If you’ve never sexual contact of any kind, your risk of getting genital or anal HPV is very low, but vaccination and screening may be sensible protective measures for the future. The vaccine is most effective if given before you have any sexual contact. Talk to your healthcare provider.
My Partner Has Told Me That They Have HPV. Does That Mean I Have It Too?
Not necessarily, but HPV infection often affects both partners within a few months. HPV is largely invisible and usually doesn’t cause any symptoms.
You or your partner could have HPV without knowing it. In some cases, routine cervical cancer screening may include testing for HPV. Men and women have HPV in equal numbers. There are no approved tests for HPV infection in men.
I Was Screened And Don’t Have HPV – Does That Mean I’m Not At Risk Of HPV-Related Cancer?
It means that your risk of developing HPV-related cancer in the near future is very low. However, you should continue to attend all recommended cancer screenings and follow your country’s screening policies. Talk to your healthcare provider.

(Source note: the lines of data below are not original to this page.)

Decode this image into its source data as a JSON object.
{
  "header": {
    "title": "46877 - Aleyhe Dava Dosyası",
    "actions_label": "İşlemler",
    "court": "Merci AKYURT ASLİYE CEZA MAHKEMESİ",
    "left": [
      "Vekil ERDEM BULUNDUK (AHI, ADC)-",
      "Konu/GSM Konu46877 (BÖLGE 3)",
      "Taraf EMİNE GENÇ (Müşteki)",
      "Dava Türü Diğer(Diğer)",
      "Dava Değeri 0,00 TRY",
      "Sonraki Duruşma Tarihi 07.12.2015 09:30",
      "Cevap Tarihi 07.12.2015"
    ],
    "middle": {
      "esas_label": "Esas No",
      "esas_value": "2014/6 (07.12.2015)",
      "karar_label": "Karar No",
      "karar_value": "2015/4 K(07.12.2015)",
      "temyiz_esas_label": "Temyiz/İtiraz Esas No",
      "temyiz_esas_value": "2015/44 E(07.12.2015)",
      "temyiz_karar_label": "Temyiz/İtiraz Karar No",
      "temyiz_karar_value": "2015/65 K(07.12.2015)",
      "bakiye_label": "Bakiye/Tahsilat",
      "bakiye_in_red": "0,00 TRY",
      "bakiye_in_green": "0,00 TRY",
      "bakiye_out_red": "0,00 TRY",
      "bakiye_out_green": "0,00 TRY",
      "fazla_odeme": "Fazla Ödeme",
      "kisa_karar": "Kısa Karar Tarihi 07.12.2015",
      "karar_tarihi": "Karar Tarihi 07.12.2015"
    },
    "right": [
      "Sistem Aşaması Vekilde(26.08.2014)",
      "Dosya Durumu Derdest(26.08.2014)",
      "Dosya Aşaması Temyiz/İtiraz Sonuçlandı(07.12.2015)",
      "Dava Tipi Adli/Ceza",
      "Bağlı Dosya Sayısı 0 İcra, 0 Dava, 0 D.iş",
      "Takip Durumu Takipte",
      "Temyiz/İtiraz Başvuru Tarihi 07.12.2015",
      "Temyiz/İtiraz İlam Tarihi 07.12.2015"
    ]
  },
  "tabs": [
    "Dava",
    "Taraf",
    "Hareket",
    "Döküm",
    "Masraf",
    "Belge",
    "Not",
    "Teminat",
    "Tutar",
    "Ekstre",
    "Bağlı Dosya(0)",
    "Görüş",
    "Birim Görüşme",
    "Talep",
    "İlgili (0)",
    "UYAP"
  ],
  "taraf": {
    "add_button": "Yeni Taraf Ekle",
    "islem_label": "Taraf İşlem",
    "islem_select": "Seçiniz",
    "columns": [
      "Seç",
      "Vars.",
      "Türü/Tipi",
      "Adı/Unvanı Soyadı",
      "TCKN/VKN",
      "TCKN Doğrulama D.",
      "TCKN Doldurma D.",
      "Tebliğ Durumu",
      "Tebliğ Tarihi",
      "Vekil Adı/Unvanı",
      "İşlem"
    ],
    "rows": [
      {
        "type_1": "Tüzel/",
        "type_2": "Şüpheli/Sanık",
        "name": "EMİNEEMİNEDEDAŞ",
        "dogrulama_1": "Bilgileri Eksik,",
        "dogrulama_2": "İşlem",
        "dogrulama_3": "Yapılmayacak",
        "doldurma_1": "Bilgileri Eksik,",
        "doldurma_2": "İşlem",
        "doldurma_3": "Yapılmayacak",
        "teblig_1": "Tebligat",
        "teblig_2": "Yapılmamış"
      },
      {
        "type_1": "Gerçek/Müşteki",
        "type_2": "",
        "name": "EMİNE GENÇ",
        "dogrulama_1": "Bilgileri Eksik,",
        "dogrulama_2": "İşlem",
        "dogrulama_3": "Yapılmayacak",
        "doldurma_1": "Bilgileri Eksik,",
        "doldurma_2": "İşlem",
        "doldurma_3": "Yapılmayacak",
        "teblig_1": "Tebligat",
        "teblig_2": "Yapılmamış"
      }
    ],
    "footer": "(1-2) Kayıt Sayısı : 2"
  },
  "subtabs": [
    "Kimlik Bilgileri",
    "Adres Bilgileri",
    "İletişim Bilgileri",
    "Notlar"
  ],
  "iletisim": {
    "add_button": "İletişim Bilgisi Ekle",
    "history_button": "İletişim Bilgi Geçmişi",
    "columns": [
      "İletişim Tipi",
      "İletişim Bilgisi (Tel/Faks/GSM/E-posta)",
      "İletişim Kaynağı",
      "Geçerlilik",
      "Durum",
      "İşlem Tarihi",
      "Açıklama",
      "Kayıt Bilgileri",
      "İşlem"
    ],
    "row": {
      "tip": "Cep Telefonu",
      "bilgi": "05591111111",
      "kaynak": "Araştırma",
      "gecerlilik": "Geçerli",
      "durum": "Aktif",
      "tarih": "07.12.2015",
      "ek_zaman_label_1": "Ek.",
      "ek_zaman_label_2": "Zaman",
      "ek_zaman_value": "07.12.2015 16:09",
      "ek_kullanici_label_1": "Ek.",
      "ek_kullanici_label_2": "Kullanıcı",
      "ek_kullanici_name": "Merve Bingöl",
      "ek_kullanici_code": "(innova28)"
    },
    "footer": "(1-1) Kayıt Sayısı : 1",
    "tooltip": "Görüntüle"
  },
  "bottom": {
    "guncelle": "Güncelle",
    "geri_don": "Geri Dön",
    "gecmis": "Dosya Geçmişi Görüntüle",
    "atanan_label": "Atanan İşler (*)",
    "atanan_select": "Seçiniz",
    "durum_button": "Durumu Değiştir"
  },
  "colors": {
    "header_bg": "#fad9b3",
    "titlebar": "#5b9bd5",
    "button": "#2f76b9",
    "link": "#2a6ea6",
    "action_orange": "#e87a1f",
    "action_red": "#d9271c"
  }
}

For women & people with a cervix living with HIV, how often should they need to get screened for cervical cancer?
It is very important that women & people with a cervix living with HIV get screened for cervical cancer. HPV causes genital warts and other HPV-related cancers including cervical cancer. Cervical screening to prevent cervical cancer is performed by doing a Pap test on women and people with a cervix. This test checks for cell changes in the cervix.
Newly diagnosed with HIV women and people with a cervix aged 21 to 29 years old, should have a Pap test at the time of initial diagnosis with HIV. When the Pap test result is normal, the next Pap test should occur in 12 months. If the results of three consecutive Pap tests are normal, follow-up Pap tests should be every 3 years.
Some places offer cervical screening through co-testing (Pap test & HPV test;) which is a modernized, accurate, test that is performed the same as a pap test, it screens for types of HPV that cause cervical cancer. This high-performance test is recommended for ALL woman and people with a cervix from the age of 30 (where available).
If co-testing with a Pap test and HPV test is available, then co-testing can be done at the time of their HIV diagnosis or/and at age 30. Women and people with a cervix who co-test negative (i.e., a normal Pap test result and negative HPV test result) should have their next cervical screening in 3 years to screen for types of HPV that cause cervical cancer.
Healthcare professionals can detect genital warts caused by HPV during a medical exam.
If I Have Both HIV And HPV, Do I Need To Be Screened For HPV Cancers More Often?
Cervical screening in women and people with a cervix with HIV should continue throughout their lifetime. Either Pap testing only, or Pap testing and HPV co-testing, where available, is acceptable for cervical screening.